Over the past century, the expansion of Ashe juniper has reduced the production and diversity of other rangeland plant species. Because Ashe juniper has little nutritional value for , the vegetative shift has also reduced forage options for livestock and wildlife.

ARS agricultural engineer Chenghai Yang and rangeland scientist James Everitt evaluated remotely sensed data to pinpoint the most accurate "signal" for identifying Ashe juniper stands, which often grow within an assortment of other woodland plants. Yang and Everitt work at the ARS Kika de la Garza Subtropical Agricultural Research Center in Weslaco, Texas.

Remotely sensed data were collected from two Texas sites that were populated with Ashe juniper and other associated plant communities.

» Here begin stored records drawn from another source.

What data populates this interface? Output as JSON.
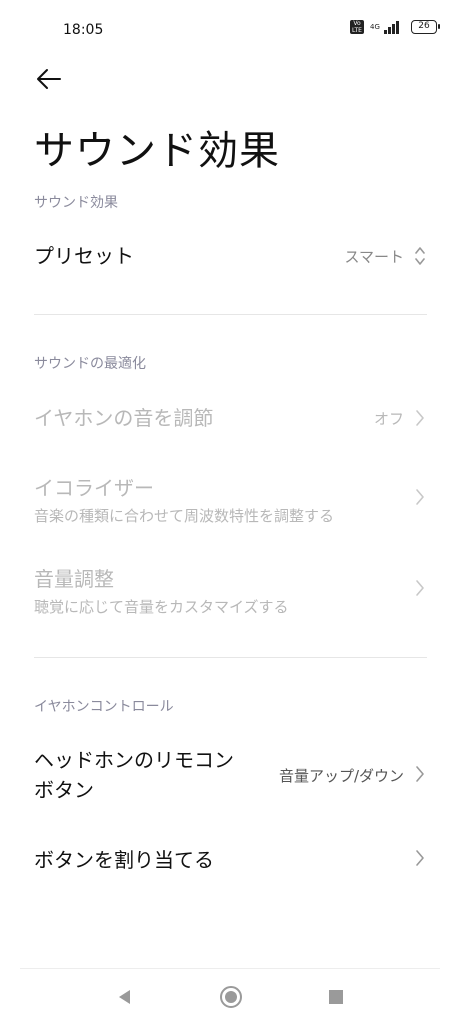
{
  "status_bar": {
    "time": "18:05",
    "volte": "Vo LTE",
    "network": "4G",
    "battery": "26"
  },
  "header": {
    "title": "サウンド効果"
  },
  "sections": {
    "sound_effects": {
      "header": "サウンド効果",
      "preset": {
        "title": "プリセット",
        "value": "スマート"
      }
    },
    "optimization": {
      "header": "サウンドの最適化",
      "earphone_tuning": {
        "title": "イヤホンの音を調節",
        "value": "オフ"
      },
      "equalizer": {
        "title": "イコライザー",
        "subtitle": "音楽の種類に合わせて周波数特性を調整する"
      },
      "volume_adjust": {
        "title": "音量調整",
        "subtitle": "聴覚に応じて音量をカスタマイズする"
      }
    },
    "earphone_control": {
      "header": "イヤホンコントロール",
      "remote_button": {
        "title_line1": "ヘッドホンのリモコン",
        "title_line2": "ボタン",
        "value": "音量アップ/ダウン"
      },
      "assign_buttons": {
        "title": "ボタンを割り当てる"
      }
    }
  },
  "colors": {
    "text_primary": "#111111",
    "text_disabled": "#b8b8b8",
    "section_header": "#8a8a9c",
    "divider": "#e6e6e6"
  },
  "nav": {
    "back_icon": "triangle-back-icon",
    "home_icon": "circle-home-icon",
    "recents_icon": "square-recents-icon"
  }
}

The data spanned 98 spectral bands--which are bands of light that are characterized by different wavelengths--that ranged from 475 to 845 nanometers.

Then the team used a called minimum noise fraction (MNF) transformation to reduce interference. In comparison with the original imagery, MNF imagery takes less time to process and less data space to store, especially when large amounts of remotely sensed data are being analyzed.

MNF transformation consolidated the spectral data into 50 distinct bands. Further analysis indicated that the first 10 bands from this group were the best for identifying Ashe juniper stands. Using these bands, the scientists were able to sufficiently distinguish Ashe juniper from other mixed woody species, other mixed herbaceous species bare and .

Explore further: Fears for pink iguanas as Galapagos volcano erupts

More information: Results from this work were published in the International Journal of Remote Sensing.

Related Stories

Spread of Western Juniper Seeds Studied

Nov 05, 2009

(PhysOrg.com) -- Aromatic, evergreen foliage and plump, dusty-blue to nearly purple berries make western juniper appealing, whether it's a small shrub or a lofty tree. The trouble is, during the past 100 years ...

In Brief: WiMax demand expected to surge

Jun 29, 2006

WiMax, or worldwide interoperability for microwave access, will become increasingly popular especially when it becomes more mobile, a research group said.

Why juniper trees can live on less water

Feb 27, 2008

An ability to avoid the plant equivalent of vapor lock and a favorable evolutionary history may explain the unusual drought resistance of junipers, some varieties of which are now spreading rapidly in water-starved ...

Recommended for you

Fears for pink iguanas as Galapagos volcano erupts

14 hours ago

A volcano in the Galapagos islands erupted for the first time in more than 30 years Monday, sending streams of lava flowing down its slopes and potentially threatening the world's only colony of pink iguanas.

Ecologists develop new method for mapping poaching threats

May 22, 2015

Ecologists from the University of York, together with the Wildlife Conservation Society (WCS) and the Uganda Wildlife Authority (UWA), have developed a new method to better identify where poachers operate in protected areas.

User comments : 0

Please sign in to add a comment. Registration is free, and takes less than a minute. Read more

Click here to reset your password.
Sign in to get notified via email when new comments are made.